Discovering the different utensils used by other cultures is one of the best parts about culinary exploration. One of the reasons I love eating Moroccan food is that you have to eat with your hands, which definitely fulfills a childhood dream of mine. However I find other utensils a lot more challenging, such as chopsticks. I believe you are either born with a chopstick gene, or you aren’t. Unfortunately I was not and I am forever one of those losers that has to ask for a fork with my teriyaki chicken.
There are so many different types of alternatives to the boring spoon, fork and knife ensemble, and I suggest you read on so that you can indulge in their use more often.
I forever associate sporks with cafeteria lunch in elementary school, but even this association doesn’t lessen their appeal. They are like the centaurs of the food word; half man, half beast; a majestic combination of fork and spoon. In a perfect world the utensil combination would not be limited to sporks, but extended to knorks (knife- forks). Now the spife (spoon-knife) already exists in the form of grapefruit cutting spoons but it doesn’t serve nearly as many purposes as its brother the spork.
As previously mentioned, I usually have to fasten my chopsticks together with a rubber band, like a preschooler, when eating sushi. They are the traditional utensils of Japan, China, Korea, Mongolia and Vietnam, so unfortunately I am eating impaired when it comes to many great cuisines. There are many rules of etiquette regarding chopsticks; most importantly, they should not be used to make noise, draw attention or to play with. Also chopsticks should not be left pointing vertically in a bowl or plate because this symbolizes death and is a funeral rite in many cultures.
Bread, Naan and Injera
Bread, naan and injera all fall in a similar category of utensils. However, the appropriateness of using them varies in each culture. Bread is a finger food cross culturally and it is not necessary to use any type of extra utensil when consuming it. Whether you are using bread as a vehicle to transport sandwich “fixins” or to soak up extra soup, using the bread itself as a utensil is almost always appropriate. In South Asian cultures, naan is used to scoop up foods in a luscious starchy envelope and transfer it to your mouth. Similarly, injera is used in Ethiopian cultures as a type of edible tablecloth. Once the injera is finished the meal is over, since it is the only utensil used to scoop up stews and sauces. All three foods are so great because they soak up all the flavors of the meals, to ensure no drop gets left behind. And lets all be honest with ourselves, edible utensils are always the best kind.
Let’s get real for a second, bacon is delicious and is used now in virtually everything from bacon gelato to bacon toothpaste.
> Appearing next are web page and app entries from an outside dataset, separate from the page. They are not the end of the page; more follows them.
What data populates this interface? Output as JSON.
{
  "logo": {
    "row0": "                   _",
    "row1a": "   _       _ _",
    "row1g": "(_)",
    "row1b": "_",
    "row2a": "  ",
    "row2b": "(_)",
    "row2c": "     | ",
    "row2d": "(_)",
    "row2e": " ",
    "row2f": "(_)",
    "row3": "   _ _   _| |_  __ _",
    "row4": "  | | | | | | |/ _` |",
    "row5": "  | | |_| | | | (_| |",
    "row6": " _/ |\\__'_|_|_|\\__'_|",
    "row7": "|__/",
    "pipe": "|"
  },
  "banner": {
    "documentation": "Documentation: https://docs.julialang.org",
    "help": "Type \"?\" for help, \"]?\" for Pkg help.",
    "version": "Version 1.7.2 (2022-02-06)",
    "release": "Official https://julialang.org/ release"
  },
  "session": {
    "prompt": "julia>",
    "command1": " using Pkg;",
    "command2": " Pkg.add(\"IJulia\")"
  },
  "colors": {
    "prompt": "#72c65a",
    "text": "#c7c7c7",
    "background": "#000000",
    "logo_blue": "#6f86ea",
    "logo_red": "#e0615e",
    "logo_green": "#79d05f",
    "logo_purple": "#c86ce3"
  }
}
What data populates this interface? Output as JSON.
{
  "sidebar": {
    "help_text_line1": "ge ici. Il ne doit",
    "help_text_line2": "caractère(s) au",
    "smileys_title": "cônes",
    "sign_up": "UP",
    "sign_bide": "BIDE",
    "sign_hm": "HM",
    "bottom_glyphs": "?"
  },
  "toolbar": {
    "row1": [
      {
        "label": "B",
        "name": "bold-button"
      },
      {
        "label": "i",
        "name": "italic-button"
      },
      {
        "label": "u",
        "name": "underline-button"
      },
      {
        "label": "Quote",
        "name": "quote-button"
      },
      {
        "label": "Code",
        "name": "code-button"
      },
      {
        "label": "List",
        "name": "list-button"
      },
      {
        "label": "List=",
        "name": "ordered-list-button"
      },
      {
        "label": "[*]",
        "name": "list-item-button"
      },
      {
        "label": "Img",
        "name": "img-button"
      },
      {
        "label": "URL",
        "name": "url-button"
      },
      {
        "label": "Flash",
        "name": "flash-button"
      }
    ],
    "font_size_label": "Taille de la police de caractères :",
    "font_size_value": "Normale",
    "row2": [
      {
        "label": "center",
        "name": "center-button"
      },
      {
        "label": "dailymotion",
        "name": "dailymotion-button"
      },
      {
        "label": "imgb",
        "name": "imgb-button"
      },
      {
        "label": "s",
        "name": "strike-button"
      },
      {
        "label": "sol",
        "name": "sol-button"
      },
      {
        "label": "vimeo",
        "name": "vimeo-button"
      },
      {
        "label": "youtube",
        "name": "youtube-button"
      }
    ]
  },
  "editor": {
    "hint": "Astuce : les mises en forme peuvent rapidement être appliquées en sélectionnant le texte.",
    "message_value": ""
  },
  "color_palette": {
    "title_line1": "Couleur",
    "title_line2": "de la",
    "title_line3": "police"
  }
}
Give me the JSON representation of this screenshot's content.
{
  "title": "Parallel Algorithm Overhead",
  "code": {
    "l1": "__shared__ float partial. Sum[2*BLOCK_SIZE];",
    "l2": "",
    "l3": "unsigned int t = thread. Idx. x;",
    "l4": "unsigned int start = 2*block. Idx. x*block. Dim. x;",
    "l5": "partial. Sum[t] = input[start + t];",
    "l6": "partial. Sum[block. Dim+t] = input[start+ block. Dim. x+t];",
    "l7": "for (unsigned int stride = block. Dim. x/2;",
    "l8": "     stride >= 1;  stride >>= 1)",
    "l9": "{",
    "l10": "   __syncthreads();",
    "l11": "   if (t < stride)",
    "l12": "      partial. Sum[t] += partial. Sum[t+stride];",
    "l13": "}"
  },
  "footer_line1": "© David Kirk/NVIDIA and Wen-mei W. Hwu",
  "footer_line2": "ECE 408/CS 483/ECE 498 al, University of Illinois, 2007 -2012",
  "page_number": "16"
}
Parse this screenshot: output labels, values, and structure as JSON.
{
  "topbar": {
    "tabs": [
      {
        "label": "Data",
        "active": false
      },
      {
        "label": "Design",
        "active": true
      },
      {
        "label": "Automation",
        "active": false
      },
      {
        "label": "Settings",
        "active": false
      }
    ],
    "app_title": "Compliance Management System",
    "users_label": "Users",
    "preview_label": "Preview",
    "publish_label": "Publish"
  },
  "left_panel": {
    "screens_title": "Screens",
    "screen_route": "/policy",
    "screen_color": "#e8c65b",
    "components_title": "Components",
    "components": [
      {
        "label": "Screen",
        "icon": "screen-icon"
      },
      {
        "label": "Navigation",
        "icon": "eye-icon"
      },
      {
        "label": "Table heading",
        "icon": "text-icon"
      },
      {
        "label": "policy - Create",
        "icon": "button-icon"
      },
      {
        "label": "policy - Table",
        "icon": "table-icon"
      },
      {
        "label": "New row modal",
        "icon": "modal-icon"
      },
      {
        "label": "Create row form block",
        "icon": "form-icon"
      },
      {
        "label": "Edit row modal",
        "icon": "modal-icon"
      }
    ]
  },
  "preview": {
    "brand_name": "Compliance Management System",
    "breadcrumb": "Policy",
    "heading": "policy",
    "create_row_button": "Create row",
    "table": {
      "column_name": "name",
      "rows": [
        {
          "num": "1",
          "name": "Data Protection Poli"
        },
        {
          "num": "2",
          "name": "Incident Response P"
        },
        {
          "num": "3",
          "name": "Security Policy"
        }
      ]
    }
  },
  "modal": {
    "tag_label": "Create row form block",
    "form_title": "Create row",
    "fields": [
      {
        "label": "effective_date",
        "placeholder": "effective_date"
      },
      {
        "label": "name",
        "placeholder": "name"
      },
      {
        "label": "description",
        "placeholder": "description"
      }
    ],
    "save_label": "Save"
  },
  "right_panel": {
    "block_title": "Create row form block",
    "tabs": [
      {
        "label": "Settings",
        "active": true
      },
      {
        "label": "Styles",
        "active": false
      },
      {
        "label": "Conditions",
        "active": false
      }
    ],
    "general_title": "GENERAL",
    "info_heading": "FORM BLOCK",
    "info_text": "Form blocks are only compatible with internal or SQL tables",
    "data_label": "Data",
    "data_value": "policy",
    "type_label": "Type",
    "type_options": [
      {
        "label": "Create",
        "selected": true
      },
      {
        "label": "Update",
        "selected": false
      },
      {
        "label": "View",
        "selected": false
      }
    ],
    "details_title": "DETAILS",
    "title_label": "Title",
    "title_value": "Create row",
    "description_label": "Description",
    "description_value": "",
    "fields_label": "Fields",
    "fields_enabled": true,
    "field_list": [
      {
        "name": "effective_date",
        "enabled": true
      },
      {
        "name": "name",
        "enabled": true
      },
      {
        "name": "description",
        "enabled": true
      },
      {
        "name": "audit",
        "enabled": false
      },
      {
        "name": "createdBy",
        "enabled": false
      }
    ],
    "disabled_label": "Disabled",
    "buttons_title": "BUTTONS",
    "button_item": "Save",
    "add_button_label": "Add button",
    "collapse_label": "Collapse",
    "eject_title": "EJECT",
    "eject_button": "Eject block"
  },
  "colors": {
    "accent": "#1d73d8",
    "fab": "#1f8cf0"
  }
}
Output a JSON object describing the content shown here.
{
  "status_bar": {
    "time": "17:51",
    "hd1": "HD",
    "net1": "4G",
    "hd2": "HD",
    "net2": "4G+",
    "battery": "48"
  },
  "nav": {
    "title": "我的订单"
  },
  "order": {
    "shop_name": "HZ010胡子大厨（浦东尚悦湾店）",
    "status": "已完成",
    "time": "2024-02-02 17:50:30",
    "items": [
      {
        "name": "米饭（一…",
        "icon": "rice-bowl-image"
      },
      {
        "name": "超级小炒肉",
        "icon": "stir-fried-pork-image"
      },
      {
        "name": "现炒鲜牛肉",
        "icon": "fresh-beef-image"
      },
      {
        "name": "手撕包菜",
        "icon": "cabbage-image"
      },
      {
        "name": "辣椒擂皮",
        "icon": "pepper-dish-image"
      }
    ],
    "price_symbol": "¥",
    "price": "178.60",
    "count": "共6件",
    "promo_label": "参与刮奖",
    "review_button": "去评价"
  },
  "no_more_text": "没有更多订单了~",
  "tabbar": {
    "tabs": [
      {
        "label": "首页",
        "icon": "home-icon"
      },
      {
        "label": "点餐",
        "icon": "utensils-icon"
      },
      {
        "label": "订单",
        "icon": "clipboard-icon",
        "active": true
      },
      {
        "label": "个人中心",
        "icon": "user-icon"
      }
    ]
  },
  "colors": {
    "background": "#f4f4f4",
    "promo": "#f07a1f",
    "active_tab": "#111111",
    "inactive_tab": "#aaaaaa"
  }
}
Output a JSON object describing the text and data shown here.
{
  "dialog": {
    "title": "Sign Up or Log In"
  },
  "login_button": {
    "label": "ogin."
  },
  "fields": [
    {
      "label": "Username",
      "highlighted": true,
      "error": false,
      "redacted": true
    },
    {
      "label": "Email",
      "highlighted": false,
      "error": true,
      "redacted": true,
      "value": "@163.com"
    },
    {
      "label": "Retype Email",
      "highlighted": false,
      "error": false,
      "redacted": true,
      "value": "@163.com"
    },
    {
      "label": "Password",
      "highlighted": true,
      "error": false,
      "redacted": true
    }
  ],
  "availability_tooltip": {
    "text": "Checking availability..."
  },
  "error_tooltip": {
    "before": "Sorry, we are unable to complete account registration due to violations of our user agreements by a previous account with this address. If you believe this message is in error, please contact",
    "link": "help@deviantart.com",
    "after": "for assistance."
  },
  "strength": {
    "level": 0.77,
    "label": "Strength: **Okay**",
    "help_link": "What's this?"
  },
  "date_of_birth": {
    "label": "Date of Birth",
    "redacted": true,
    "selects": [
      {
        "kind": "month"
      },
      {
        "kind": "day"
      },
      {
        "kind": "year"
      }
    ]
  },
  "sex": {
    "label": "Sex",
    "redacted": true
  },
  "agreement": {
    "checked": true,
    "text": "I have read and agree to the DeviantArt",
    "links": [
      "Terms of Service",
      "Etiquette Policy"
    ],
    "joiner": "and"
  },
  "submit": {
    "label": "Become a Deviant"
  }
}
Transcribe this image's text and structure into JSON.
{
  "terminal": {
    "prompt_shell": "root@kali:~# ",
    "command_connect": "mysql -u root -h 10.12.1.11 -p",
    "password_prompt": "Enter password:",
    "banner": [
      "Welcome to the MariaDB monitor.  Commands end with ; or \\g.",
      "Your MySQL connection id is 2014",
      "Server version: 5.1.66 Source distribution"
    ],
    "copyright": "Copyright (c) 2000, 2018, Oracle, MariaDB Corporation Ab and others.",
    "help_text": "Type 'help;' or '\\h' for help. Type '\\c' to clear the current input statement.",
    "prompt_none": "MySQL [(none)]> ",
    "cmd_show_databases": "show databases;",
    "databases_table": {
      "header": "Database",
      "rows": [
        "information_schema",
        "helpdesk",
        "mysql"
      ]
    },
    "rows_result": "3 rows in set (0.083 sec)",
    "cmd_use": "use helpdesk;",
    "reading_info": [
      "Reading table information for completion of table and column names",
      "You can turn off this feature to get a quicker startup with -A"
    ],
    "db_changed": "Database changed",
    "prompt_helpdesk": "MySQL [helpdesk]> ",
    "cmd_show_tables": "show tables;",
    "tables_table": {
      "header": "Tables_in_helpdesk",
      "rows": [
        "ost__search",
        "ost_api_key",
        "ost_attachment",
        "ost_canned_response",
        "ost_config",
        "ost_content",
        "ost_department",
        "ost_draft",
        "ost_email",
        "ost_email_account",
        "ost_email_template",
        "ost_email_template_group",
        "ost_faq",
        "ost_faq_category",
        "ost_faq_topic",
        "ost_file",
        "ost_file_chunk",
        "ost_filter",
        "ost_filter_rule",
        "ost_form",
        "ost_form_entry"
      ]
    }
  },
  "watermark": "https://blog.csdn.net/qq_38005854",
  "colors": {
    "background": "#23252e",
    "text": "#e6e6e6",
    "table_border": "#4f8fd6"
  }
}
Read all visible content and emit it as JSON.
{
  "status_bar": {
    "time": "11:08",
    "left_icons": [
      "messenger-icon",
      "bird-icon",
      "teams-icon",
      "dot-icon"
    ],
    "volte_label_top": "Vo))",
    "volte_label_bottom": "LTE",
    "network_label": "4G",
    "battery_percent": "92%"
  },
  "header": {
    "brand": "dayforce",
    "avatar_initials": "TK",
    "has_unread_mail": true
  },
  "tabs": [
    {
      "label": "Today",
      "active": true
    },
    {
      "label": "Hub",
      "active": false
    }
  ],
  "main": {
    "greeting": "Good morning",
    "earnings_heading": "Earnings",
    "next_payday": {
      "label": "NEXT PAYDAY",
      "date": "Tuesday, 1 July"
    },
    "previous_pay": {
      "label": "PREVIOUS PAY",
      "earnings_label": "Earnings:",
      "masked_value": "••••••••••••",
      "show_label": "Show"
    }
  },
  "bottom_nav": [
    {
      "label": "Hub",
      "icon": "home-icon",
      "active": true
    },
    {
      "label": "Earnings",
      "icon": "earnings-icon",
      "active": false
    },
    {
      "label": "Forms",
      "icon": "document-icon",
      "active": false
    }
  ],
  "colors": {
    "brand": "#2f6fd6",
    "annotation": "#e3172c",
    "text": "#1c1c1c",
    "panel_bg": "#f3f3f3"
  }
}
At Feastly, we encourage you to consider also using bacon as a vehicle to eat other dishes (ideally, also made with bacon). Get that bacon extra crispy and consider using two strips as chopsticks, or fashioning two pieces into a fork and knife using your trusty Swiss Army knife.
Hopefully this post has motivated you to try some alternatives to the usual utensil ensemble, not only when eating out, but also in your own home. I would love to attend a Feastly meal where we experiment with all of these creations, so hopefully someone feels inspired enough to create such a menu!